-- DATA IN THIS EXERCISE follows --

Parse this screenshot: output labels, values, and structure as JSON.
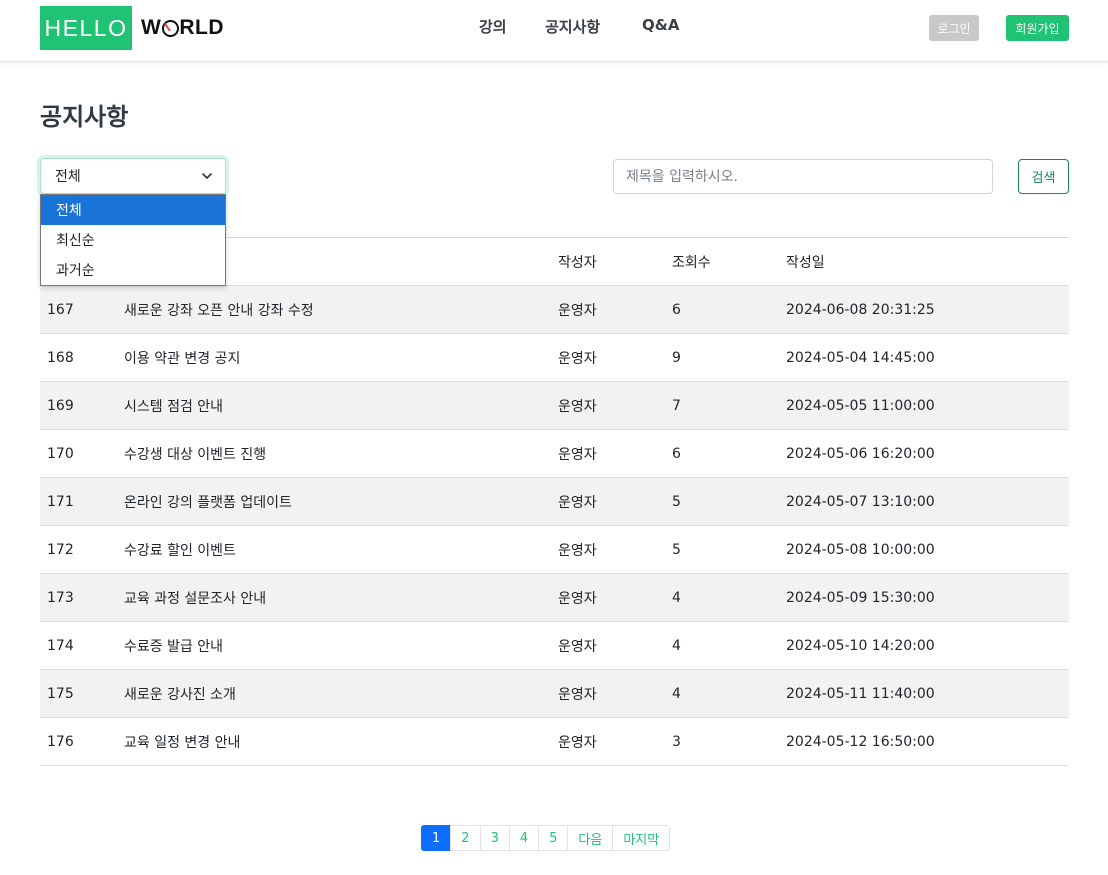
{
  "header": {
    "logo_hello": "HELLO",
    "logo_world_pre": "W",
    "logo_world_post": "RLD",
    "nav": [
      "강의",
      "공지사항",
      "Q&A"
    ],
    "login_label": "로그인",
    "signup_label": "회원가입"
  },
  "page": {
    "title": "공지사항"
  },
  "filter": {
    "selected": "전체",
    "options": [
      "전체",
      "최신순",
      "과거순"
    ]
  },
  "search": {
    "placeholder": "제목을 입력하시오.",
    "button_label": "검색"
  },
  "table": {
    "columns": [
      "",
      "",
      "작성자",
      "조회수",
      "작성일"
    ],
    "rows": [
      {
        "no": "167",
        "title": "새로운 강좌 오픈 안내 강좌 수정",
        "author": "운영자",
        "views": "6",
        "date": "2024-06-08 20:31:25"
      },
      {
        "no": "168",
        "title": "이용 약관 변경 공지",
        "author": "운영자",
        "views": "9",
        "date": "2024-05-04 14:45:00"
      },
      {
        "no": "169",
        "title": "시스템 점검 안내",
        "author": "운영자",
        "views": "7",
        "date": "2024-05-05 11:00:00"
      },
      {
        "no": "170",
        "title": "수강생 대상 이벤트 진행",
        "author": "운영자",
        "views": "6",
        "date": "2024-05-06 16:20:00"
      },
      {
        "no": "171",
        "title": "온라인 강의 플랫폼 업데이트",
        "author": "운영자",
        "views": "5",
        "date": "2024-05-07 13:10:00"
      },
      {
        "no": "172",
        "title": "수강료 할인 이벤트",
        "author": "운영자",
        "views": "5",
        "date": "2024-05-08 10:00:00"
      },
      {
        "no": "173",
        "title": "교육 과정 설문조사 안내",
        "author": "운영자",
        "views": "4",
        "date": "2024-05-09 15:30:00"
      },
      {
        "no": "174",
        "title": "수료증 발급 안내",
        "author": "운영자",
        "views": "4",
        "date": "2024-05-10 14:20:00"
      },
      {
        "no": "175",
        "title": "새로운 강사진 소개",
        "author": "운영자",
        "views": "4",
        "date": "2024-05-11 11:40:00"
      },
      {
        "no": "176",
        "title": "교육 일정 변경 안내",
        "author": "운영자",
        "views": "3",
        "date": "2024-05-12 16:50:00"
      }
    ]
  },
  "pagination": {
    "pages": [
      "1",
      "2",
      "3",
      "4",
      "5"
    ],
    "active": "1",
    "next_label": "다음",
    "last_label": "마지막"
  },
  "colors": {
    "brand_green": "#20c274",
    "active_blue": "#0d6efd",
    "dropdown_highlight": "#1a73d6"
  }
}
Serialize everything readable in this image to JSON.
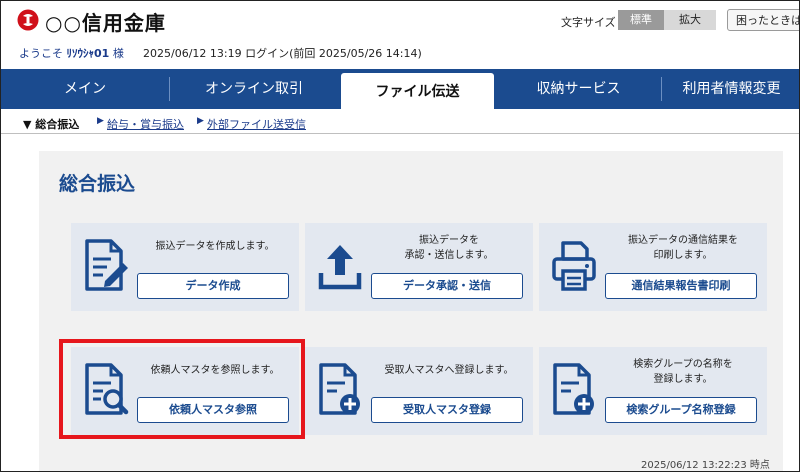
{
  "header": {
    "bank_name": "○○信用金庫",
    "welcome_prefix": "ようこそ",
    "user_name": "ﾘｿｳｼｬ01",
    "welcome_suffix": "様",
    "login_info": "2025/06/12 13:19 ログイン(前回 2025/05/26 14:14)",
    "font_size_label": "文字サイズ",
    "font_size_normal": "標準",
    "font_size_large": "拡大",
    "help_label": "困ったときは"
  },
  "nav": {
    "items": [
      "メイン",
      "オンライン取引",
      "ファイル伝送",
      "収納サービス",
      "利用者情報変更"
    ],
    "active": "ファイル伝送"
  },
  "subnav": {
    "current": "▼ 総合振込",
    "links": [
      "給与・賞与振込",
      "外部ファイル送受信"
    ]
  },
  "page_title": "総合振込",
  "cards": [
    {
      "icon": "document-edit-icon",
      "desc": "振込データを作成します。",
      "button": "データ作成"
    },
    {
      "icon": "upload-icon",
      "desc1": "振込データを",
      "desc2": "承認・送信します。",
      "button": "データ承認・送信"
    },
    {
      "icon": "printer-icon",
      "desc1": "振込データの通信結果を",
      "desc2": "印刷します。",
      "button": "通信結果報告書印刷"
    },
    {
      "icon": "document-search-icon",
      "desc": "依頼人マスタを参照します。",
      "button": "依頼人マスタ参照"
    },
    {
      "icon": "document-add-icon",
      "desc": "受取人マスタへ登録します。",
      "button": "受取人マスタ登録"
    },
    {
      "icon": "document-add-icon",
      "desc1": "検索グループの名称を",
      "desc2": "登録します。",
      "button": "検索グループ名称登録"
    }
  ],
  "timestamp": "2025/06/12 13:22:23 時点",
  "colors": {
    "brand": "#1b4b8f",
    "highlight": "#e6161c",
    "logo": "#d0101a"
  }
}
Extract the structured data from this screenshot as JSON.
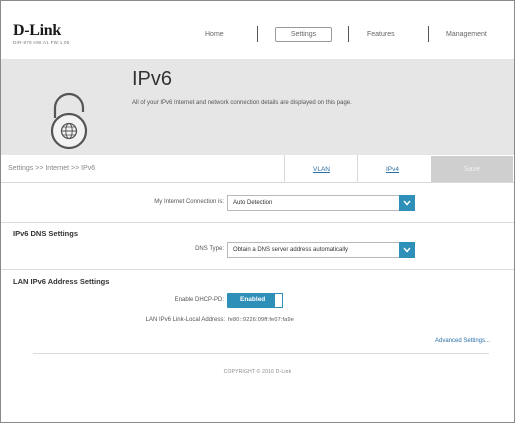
{
  "header": {
    "logo": "D-Link",
    "model": "DIR-879 HW:A1 FW:1.05",
    "nav": {
      "home": "Home",
      "settings": "Settings",
      "features": "Features",
      "management": "Management"
    }
  },
  "banner": {
    "title": "IPv6",
    "description": "All of your IPv6 Internet and network connection details are displayed on this page."
  },
  "toolbar": {
    "breadcrumb": "Settings >> Internet >> IPv6",
    "tabs": {
      "vlan": "VLAN",
      "ipv4": "IPv4"
    },
    "save_label": "Save"
  },
  "connection": {
    "label": "My Internet Connection is:",
    "value": "Auto Detection"
  },
  "dns": {
    "title": "IPv6 DNS Settings",
    "type_label": "DNS Type:",
    "type_value": "Obtain a DNS server address automatically"
  },
  "lan": {
    "title": "LAN IPv6 Address Settings",
    "dhcp_label": "Enable DHCP-PD:",
    "dhcp_value": "Enabled",
    "link_local_label": "LAN IPv6 Link-Local Address:",
    "link_local_value": "fe80::9226:09ff:fe07:fa9e"
  },
  "advanced_label": "Advanced Settings...",
  "footer": {
    "copyright": "COPYRIGHT © 2016 D-Link"
  },
  "colors": {
    "accent": "#2e8fb8",
    "banner_bg": "#e6e6e6",
    "link": "#2b6fa8"
  }
}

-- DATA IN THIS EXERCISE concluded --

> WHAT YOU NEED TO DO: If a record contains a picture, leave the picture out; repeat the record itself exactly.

> WRITTEN RESPONSE:
Parse this screenshot: output labels, values, and structure as JSON.
{
  "header": {
    "logo_hello": "HELLO",
    "logo_world_pre": "W",
    "logo_world_post": "RLD",
    "nav": [
      "강의",
      "공지사항",
      "Q&A"
    ],
    "login_label": "로그인",
    "signup_label": "회원가입"
  },
  "page": {
    "title": "공지사항"
  },
  "filter": {
    "selected": "전체",
    "options": [
      "전체",
      "최신순",
      "과거순"
    ]
  },
  "search": {
    "placeholder": "제목을 입력하시오.",
    "button_label": "검색"
  },
  "table": {
    "columns": [
      "",
      "",
      "작성자",
      "조회수",
      "작성일"
    ],
    "rows": [
      {
        "no": "167",
        "title": "새로운 강좌 오픈 안내 강좌 수정",
        "author": "운영자",
        "views": "6",
        "date": "2024-06-08 20:31:25"
      },
      {
        "no": "168",
        "title": "이용 약관 변경 공지",
        "author": "운영자",
        "views": "9",
        "date": "2024-05-04 14:45:00"
      },
      {
        "no": "169",
        "title": "시스템 점검 안내",
        "author": "운영자",
        "views": "7",
        "date": "2024-05-05 11:00:00"
      },
      {
        "no": "170",
        "title": "수강생 대상 이벤트 진행",
        "author": "운영자",
        "views": "6",
        "date": "2024-05-06 16:20:00"
      },
      {
        "no": "171",
        "title": "온라인 강의 플랫폼 업데이트",
        "author": "운영자",
        "views": "5",
        "date": "2024-05-07 13:10:00"
      },
      {
        "no": "172",
        "title": "수강료 할인 이벤트",
        "author": "운영자",
        "views": "5",
        "date": "2024-05-08 10:00:00"
      },
      {
        "no": "173",
        "title": "교육 과정 설문조사 안내",
        "author": "운영자",
        "views": "4",
        "date": "2024-05-09 15:30:00"
      },
      {
        "no": "174",
        "title": "수료증 발급 안내",
        "author": "운영자",
        "views": "4",
        "date": "2024-05-10 14:20:00"
      },
      {
        "no": "175",
        "title": "새로운 강사진 소개",
        "author": "운영자",
        "views": "4",
        "date": "2024-05-11 11:40:00"
      },
      {
        "no": "176",
        "title": "교육 일정 변경 안내",
        "author": "운영자",
        "views": "3",
        "date": "2024-05-12 16:50:00"
      }
    ]
  },
  "pagination": {
    "pages": [
      "1",
      "2",
      "3",
      "4",
      "5"
    ],
    "active": "1",
    "next_label": "다음",
    "last_label": "마지막"
  },
  "colors": {
    "brand_green": "#20c274",
    "active_blue": "#0d6efd",
    "dropdown_highlight": "#1a73d6"
  }
}
Serialize everything readable in this image to JSON.
{
  "header": {
    "bank_name": "○○信用金庫",
    "welcome_prefix": "ようこそ",
    "user_name": "ﾘｿｳｼｬ01",
    "welcome_suffix": "様",
    "login_info": "2025/06/12 13:19 ログイン(前回 2025/05/26 14:14)",
    "font_size_label": "文字サイズ",
    "font_size_normal": "標準",
    "font_size_large": "拡大",
    "help_label": "困ったときは"
  },
  "nav": {
    "items": [
      "メイン",
      "オンライン取引",
      "ファイル伝送",
      "収納サービス",
      "利用者情報変更"
    ],
    "active": "ファイル伝送"
  },
  "subnav": {
    "current": "▼ 総合振込",
    "links": [
      "給与・賞与振込",
      "外部ファイル送受信"
    ]
  },
  "page_title": "総合振込",
  "cards": [
    {
      "icon": "document-edit-icon",
      "desc": "振込データを作成します。",
      "button": "データ作成"
    },
    {
      "icon": "upload-icon",
      "desc1": "振込データを",
      "desc2": "承認・送信します。",
      "button": "データ承認・送信"
    },
    {
      "icon": "printer-icon",
      "desc1": "振込データの通信結果を",
      "desc2": "印刷します。",
      "button": "通信結果報告書印刷"
    },
    {
      "icon": "document-search-icon",
      "desc": "依頼人マスタを参照します。",
      "button": "依頼人マスタ参照"
    },
    {
      "icon": "document-add-icon",
      "desc": "受取人マスタへ登録します。",
      "button": "受取人マスタ登録"
    },
    {
      "icon": "document-add-icon",
      "desc1": "検索グループの名称を",
      "desc2": "登録します。",
      "button": "検索グループ名称登録"
    }
  ],
  "timestamp": "2025/06/12 13:22:23 時点",
  "colors": {
    "brand": "#1b4b8f",
    "highlight": "#e6161c",
    "logo": "#d0101a"
  }
}
Extract the structured data from this screenshot as JSON.
{
  "header": {
    "logo": "D-Link",
    "model": "DIR-879 HW:A1 FW:1.05",
    "nav": {
      "home": "Home",
      "settings": "Settings",
      "features": "Features",
      "management": "Management"
    }
  },
  "banner": {
    "title": "IPv6",
    "description": "All of your IPv6 Internet and network connection details are displayed on this page."
  },
  "toolbar": {
    "breadcrumb": "Settings >> Internet >> IPv6",
    "tabs": {
      "vlan": "VLAN",
      "ipv4": "IPv4"
    },
    "save_label": "Save"
  },
  "connection": {
    "label": "My Internet Connection is:",
    "value": "Auto Detection"
  },
  "dns": {
    "title": "IPv6 DNS Settings",
    "type_label": "DNS Type:",
    "type_value": "Obtain a DNS server address automatically"
  },
  "lan": {
    "title": "LAN IPv6 Address Settings",
    "dhcp_label": "Enable DHCP-PD:",
    "dhcp_value": "Enabled",
    "link_local_label": "LAN IPv6 Link-Local Address:",
    "link_local_value": "fe80::9226:09ff:fe07:fa9e"
  },
  "advanced_label": "Advanced Settings...",
  "footer": {
    "copyright": "COPYRIGHT © 2016 D-Link"
  },
  "colors": {
    "accent": "#2e8fb8",
    "banner_bg": "#e6e6e6",
    "link": "#2b6fa8"
  }
}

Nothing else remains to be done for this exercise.